Divorce cases are notoriously challenging to navigate because of the strong emotions and high-stakes nature of issues like child custody and property division. Separated spouses with a high net worth or extensive assets can face particularly difficult divorce cases, as can partners with assets like businesses and pensions that are complicated to divide.

Having a divorce attorney with targeted experience with similar cases is an invaluable resource in complex divorces. If you expect to face challenges with property division during your divorce, contact Sarieh Law Offices to schedule a free consultation.

Property Division in California Divorces

The first step is identifying and characterizing property. In California divorces, property can include real estate, personal property, retirement plans, businesses, insurance policies, and stock options. Personal property includes items like vehicles, jewelry, antiques, and furniture. After identifying each item of property, they must be classified as separate property or community property.

California follows a community property rule, which means that any property acquired during a marriage is owned by both spouses equally. Unless a prenuptial or postnuptial agreement exists, any community property is likely to be divided equally or 50/50 between spouses in a divorce. There are exceptions, of course, but this is the generally accepted rule in community property states.

Property that is not considered community property is usually classified as separate property. Separate property is any asset or debt that is acquired prior to the marriage, after separation, or as a gift or inheritance.

Courts will look at numerous factors when considering how to distribute community property, such as:

  • The value of the property
  • Any income produced by the property
  • How the property is titled
  • Prenuptial and postnuptial agreements
  • Tax consequences of distributing the property
  • Debts and liabilities associated with the property

Despite the community property rule of dividing assets and debts equally, the end result may still leave one spouse in a better financial position than the other. When that happens, the court may order an equalization payment be made to the spouse receiving less marital assets.

What is an Equalization Payment in a Divorce?

An equalization payment is money paid by a spouse who receives a more valuable share of marital assets in a divorce. That spouse makes the payment to the other spouse in order to make the division more fair and closer to an equal split. Divorcing spouses can agree to the division of property and the amount of the equalization payment, but courts can also order this if an agreement cannot be made.

In most circumstances, equalization payments in a divorce are not taxable in California. It is recommended that divorcing partners consult with a tax professional to ensure all considerations are made regarding tax obligations and liabilities. Capital gains tax, for example, is common in divorces when property changes ownership and equity is involved. However, most spouses will not need to pay taxes on their equalization payments. If you are concerned about the tax requirements, consult with a tax professional or ask your divorce attorney to recommend someone they trust.

Calculating Equalization Payments

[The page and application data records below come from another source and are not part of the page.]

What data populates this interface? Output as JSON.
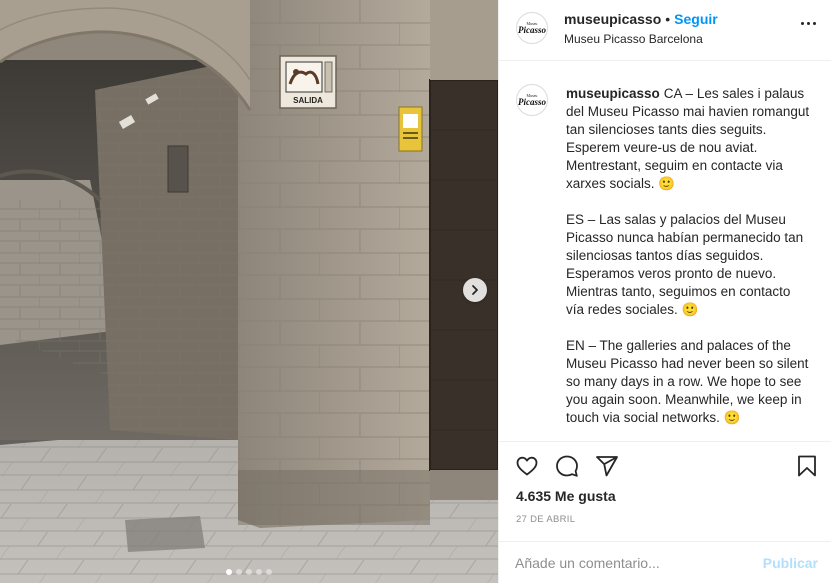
{
  "post": {
    "username": "museupicasso",
    "separator": "•",
    "follow_label": "Seguir",
    "location": "Museu Picasso Barcelona",
    "avatar_line1": "Museu",
    "avatar_line2": "Picasso",
    "photo_sign_text": "SALIDA",
    "caption_paragraphs": [
      "CA – Les sales i palaus del Museu Picasso mai havien romangut tan silencioses tants dies seguits. Esperem veure-us de nou aviat. Mentrestant, seguim en contacte via xarxes socials. 🙂",
      "ES – Las salas y palacios del Museu Picasso nunca habían permanecido tan silenciosas tantos días seguidos. Esperamos veros pronto de nuevo. Mientras tanto, seguimos en contacto vía redes sociales. 🙂",
      "EN – The galleries and palaces of the Museu Picasso had never been so silent so many days in a row. We hope to see you again soon. Meanwhile, we keep in touch via social networks. 🙂"
    ],
    "likes_text": "4.635 Me gusta",
    "date_text": "27 DE ABRIL",
    "carousel": {
      "slide_count": 5,
      "active_index": 0
    }
  },
  "comment": {
    "placeholder": "Añade un comentario...",
    "publish_label": "Publicar"
  },
  "icons": [
    "heart-icon",
    "comment-icon",
    "share-icon",
    "bookmark-icon",
    "more-options-icon",
    "chevron-right-icon"
  ],
  "colors": {
    "accent": "#0095f6",
    "publish_disabled": "#b2dffc",
    "text": "#262626",
    "muted": "#8e8e8e",
    "border": "#efefef"
  }
}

Equalization payments in a divorce in California are calculated by following numerous complex steps. The complicated considerations mean that consulting with a family law attorney is the best way to prepare for this aspect of your divorce. The following steps may provide a general roadmap for how equalization payments are calculated, but each case is unique.

Valuing Assets

Once you and your spouse have identified each item of community property to be divided, the assets will need to be valued as of the date of your separation. Some property will be easier to value than others. For example, basic checking and savings accounts can often be easily valued by referencing the statement from the date of separation. In contrast, pension plans and privately held stocks tend to be much more difficult to place a value on.

Subtracting Debts

Some debts are also considered community property and must be included in the process of calculating equalization payments. Separate debts and shared debts will be divided accordingly and then subtracted from the total value of assets you and your spouse hold.

Calculating Value on Marriage Date

The total value of your assets and debts when you and your spouse were wed is also relevant when calculating equalization payments. You will subtract the total property value as of the marriage date from the value as of separation.

Excluding Certain Property

If either spouse has inheritances, gifts, or other qualifying property, they can deduct the value from their total property value.

Comparing the Two Values

Once both you and your spouse have calculated your separate property value, you can then compare the amounts to determine if either should make an equalization payment. For example, if Spouse A has a final property value of $120,000 and Spouse B’s total value is $180,000, Spouse A may be owed an equalization payment. The payment generally equals half of the difference. So, in this example, Spouse B would owe Spouse A $30,000, which is half of the $60,000 difference in their property values.

This is a simplification of a very complex process, but it can give you an idea of what the process may look like. If you have questions about your specific property division or would like to discuss other elements of your divorce case, contact Sarieh Law Offices to schedule a consultation.